*Work instructions*
What is needed is a copy of each line in the listing below that contains "Cari".

------------

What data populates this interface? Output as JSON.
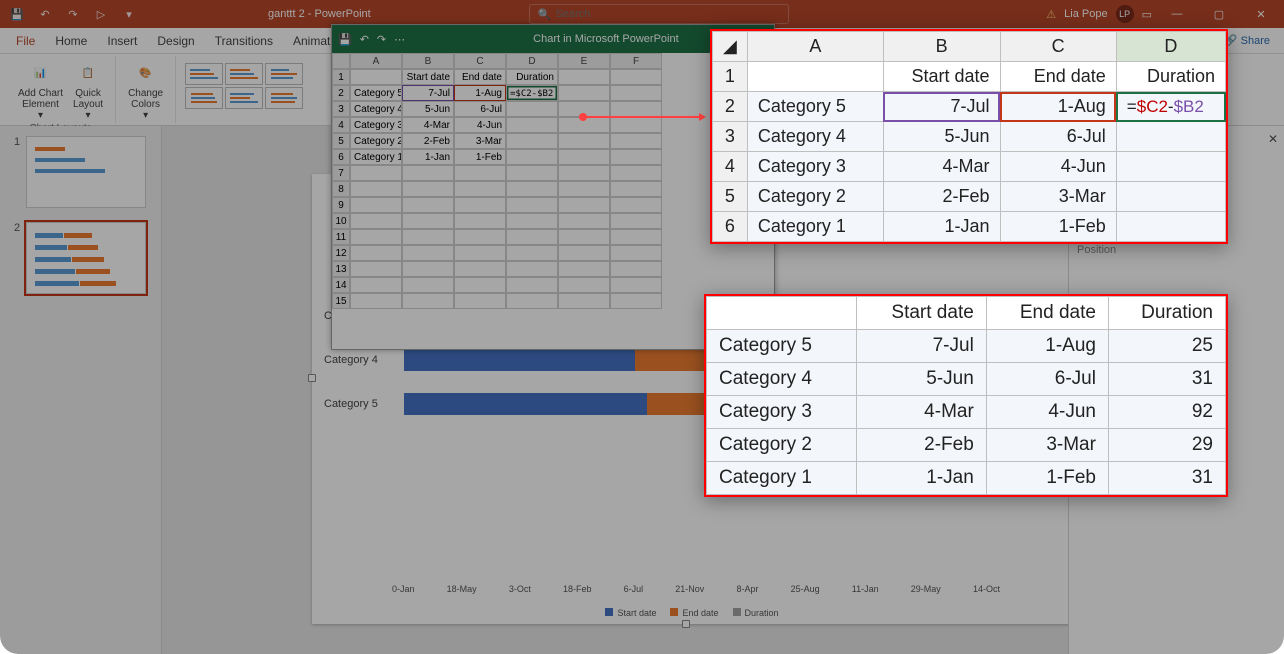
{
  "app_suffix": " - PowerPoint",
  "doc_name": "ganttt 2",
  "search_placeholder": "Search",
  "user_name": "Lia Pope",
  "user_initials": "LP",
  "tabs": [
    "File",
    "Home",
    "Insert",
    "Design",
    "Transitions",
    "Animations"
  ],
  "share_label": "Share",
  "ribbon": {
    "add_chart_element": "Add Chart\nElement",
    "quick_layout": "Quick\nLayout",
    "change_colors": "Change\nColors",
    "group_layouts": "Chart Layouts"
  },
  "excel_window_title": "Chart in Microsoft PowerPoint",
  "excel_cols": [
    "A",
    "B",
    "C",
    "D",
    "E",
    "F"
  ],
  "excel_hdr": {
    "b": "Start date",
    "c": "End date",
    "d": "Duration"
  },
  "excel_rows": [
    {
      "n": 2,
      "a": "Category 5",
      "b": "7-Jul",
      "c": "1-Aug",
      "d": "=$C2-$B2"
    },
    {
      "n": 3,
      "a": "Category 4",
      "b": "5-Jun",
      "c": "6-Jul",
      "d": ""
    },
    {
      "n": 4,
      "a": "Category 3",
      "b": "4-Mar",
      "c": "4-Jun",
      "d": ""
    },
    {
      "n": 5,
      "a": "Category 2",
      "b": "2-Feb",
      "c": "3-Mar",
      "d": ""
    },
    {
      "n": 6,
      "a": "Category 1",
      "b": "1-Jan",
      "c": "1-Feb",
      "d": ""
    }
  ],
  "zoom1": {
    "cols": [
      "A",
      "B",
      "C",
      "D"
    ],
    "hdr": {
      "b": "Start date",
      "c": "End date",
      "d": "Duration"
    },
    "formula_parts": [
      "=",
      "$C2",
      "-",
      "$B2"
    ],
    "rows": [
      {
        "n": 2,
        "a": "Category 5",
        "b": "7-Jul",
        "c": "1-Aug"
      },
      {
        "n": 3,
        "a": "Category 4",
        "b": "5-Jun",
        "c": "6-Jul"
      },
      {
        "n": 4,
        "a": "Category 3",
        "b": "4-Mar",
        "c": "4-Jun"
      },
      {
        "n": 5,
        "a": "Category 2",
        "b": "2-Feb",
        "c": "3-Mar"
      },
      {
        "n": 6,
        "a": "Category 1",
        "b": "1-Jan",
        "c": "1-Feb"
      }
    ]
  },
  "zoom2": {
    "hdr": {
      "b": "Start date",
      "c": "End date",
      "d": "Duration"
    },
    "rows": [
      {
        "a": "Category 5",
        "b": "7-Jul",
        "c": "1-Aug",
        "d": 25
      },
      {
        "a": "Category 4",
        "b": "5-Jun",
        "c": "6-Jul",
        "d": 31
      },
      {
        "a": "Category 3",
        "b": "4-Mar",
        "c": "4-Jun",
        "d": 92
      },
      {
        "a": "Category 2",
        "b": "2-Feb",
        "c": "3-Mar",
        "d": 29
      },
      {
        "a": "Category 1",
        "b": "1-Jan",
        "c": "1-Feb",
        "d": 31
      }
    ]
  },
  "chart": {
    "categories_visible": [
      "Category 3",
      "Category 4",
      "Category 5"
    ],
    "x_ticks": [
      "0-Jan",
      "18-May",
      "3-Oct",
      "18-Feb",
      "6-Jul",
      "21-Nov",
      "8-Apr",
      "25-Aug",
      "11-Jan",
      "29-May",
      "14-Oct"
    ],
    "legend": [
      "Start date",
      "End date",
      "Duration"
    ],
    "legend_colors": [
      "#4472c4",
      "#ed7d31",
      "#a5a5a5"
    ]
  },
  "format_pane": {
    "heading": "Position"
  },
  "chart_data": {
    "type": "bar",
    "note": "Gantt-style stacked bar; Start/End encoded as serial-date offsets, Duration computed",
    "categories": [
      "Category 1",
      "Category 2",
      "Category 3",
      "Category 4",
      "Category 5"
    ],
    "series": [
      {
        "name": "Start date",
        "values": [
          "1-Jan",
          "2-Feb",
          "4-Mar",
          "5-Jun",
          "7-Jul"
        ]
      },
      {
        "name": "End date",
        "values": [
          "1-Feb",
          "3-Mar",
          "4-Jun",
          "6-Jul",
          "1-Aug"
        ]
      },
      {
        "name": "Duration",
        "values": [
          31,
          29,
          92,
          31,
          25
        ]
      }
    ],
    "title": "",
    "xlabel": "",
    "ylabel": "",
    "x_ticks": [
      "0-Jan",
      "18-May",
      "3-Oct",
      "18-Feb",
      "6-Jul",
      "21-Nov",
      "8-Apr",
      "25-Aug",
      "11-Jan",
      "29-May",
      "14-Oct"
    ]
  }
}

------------

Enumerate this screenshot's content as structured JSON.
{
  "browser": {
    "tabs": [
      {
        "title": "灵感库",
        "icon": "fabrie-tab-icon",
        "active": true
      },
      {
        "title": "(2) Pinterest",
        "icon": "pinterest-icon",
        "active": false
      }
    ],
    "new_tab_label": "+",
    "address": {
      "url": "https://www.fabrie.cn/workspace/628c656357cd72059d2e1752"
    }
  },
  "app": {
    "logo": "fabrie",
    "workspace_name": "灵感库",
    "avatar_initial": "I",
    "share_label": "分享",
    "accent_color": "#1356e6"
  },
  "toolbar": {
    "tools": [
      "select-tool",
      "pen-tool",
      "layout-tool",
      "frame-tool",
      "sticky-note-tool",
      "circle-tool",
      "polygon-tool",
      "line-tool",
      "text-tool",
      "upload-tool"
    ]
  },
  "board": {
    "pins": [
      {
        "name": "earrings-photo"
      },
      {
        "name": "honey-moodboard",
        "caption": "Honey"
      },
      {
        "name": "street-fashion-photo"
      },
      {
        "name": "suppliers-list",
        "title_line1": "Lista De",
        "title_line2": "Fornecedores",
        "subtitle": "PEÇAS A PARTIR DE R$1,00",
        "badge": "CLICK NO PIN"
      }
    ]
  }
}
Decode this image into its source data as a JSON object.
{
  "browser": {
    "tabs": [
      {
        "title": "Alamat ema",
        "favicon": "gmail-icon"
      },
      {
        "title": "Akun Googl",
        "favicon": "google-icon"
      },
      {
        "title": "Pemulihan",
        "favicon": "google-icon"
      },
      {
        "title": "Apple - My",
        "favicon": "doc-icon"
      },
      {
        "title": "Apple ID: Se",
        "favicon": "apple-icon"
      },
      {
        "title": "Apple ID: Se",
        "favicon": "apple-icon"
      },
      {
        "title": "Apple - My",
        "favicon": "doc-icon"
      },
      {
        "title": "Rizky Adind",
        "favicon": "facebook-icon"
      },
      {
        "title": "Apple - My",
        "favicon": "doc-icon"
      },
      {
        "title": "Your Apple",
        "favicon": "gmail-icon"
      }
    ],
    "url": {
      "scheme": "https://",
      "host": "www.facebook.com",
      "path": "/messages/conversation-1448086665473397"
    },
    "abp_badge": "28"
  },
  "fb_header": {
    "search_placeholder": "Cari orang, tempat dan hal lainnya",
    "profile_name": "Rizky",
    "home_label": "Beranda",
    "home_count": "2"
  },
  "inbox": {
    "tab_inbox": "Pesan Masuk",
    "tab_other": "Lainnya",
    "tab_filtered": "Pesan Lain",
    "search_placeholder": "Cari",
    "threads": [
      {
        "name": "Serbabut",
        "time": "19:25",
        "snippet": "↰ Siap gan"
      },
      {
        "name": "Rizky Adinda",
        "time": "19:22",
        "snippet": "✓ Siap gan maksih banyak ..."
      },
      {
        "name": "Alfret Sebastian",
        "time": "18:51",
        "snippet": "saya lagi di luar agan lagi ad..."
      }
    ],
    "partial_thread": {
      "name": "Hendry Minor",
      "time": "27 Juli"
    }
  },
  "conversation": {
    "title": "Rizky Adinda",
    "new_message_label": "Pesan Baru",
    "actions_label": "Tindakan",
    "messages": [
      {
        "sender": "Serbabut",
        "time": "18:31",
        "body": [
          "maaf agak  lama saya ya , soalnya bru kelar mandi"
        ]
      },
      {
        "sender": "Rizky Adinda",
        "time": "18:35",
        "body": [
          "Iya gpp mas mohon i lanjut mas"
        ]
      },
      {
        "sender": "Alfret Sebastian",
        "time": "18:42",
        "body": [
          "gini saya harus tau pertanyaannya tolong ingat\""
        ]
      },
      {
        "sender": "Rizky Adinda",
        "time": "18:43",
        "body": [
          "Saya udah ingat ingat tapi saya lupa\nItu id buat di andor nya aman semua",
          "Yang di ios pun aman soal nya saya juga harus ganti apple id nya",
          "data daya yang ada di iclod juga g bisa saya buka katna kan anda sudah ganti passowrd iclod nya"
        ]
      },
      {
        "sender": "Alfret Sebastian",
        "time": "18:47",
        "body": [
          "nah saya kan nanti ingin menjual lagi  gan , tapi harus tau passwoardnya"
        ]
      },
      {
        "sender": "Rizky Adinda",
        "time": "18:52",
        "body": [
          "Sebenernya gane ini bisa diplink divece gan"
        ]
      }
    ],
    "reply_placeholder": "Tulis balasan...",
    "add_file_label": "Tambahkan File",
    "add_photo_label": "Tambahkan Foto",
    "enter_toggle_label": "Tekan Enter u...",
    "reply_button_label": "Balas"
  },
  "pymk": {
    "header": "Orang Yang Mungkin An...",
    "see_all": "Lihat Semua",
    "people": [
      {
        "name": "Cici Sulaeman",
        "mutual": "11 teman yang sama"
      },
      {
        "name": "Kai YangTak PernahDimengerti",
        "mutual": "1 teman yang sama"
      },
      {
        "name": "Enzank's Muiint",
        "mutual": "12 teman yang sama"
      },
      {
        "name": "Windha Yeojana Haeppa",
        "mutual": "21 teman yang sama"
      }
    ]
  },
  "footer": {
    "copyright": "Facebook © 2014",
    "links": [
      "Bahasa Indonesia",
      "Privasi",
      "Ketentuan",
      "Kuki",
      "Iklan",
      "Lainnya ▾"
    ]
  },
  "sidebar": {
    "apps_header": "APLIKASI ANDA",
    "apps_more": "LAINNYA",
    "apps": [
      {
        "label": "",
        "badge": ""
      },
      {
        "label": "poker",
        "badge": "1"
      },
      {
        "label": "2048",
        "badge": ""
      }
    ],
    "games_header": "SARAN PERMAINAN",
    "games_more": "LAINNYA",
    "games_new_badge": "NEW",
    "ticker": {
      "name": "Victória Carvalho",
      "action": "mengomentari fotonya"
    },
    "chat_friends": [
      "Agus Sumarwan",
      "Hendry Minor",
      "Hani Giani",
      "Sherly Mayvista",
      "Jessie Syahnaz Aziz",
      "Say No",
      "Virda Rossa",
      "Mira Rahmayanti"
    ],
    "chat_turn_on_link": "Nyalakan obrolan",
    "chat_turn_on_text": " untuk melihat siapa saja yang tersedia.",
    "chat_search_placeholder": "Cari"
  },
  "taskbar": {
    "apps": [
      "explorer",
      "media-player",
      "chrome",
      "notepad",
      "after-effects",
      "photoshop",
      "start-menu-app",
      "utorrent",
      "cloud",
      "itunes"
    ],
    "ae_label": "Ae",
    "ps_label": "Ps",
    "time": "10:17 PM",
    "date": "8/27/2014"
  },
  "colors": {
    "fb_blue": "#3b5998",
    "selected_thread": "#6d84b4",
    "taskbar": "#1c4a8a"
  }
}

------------

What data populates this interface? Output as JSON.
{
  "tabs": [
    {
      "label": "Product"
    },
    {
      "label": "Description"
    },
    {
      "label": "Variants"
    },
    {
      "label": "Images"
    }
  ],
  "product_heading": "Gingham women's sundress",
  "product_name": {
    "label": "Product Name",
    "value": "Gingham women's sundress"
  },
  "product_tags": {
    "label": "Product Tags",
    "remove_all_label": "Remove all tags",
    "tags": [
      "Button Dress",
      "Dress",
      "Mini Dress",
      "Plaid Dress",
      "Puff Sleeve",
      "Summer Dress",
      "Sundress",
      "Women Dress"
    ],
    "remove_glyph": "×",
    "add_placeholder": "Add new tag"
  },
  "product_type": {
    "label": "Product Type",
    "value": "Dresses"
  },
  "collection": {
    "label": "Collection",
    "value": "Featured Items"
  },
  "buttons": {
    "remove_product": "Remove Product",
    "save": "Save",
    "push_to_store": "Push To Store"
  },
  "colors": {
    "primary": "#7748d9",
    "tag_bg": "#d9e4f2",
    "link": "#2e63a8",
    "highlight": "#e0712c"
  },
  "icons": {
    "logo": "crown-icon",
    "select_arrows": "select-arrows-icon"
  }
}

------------

*Reply*
    "search_placeholder": "Cari orang, tempat dan hal lainnya",
    "search_placeholder": "Cari",
    "chat_search_placeholder": "Cari"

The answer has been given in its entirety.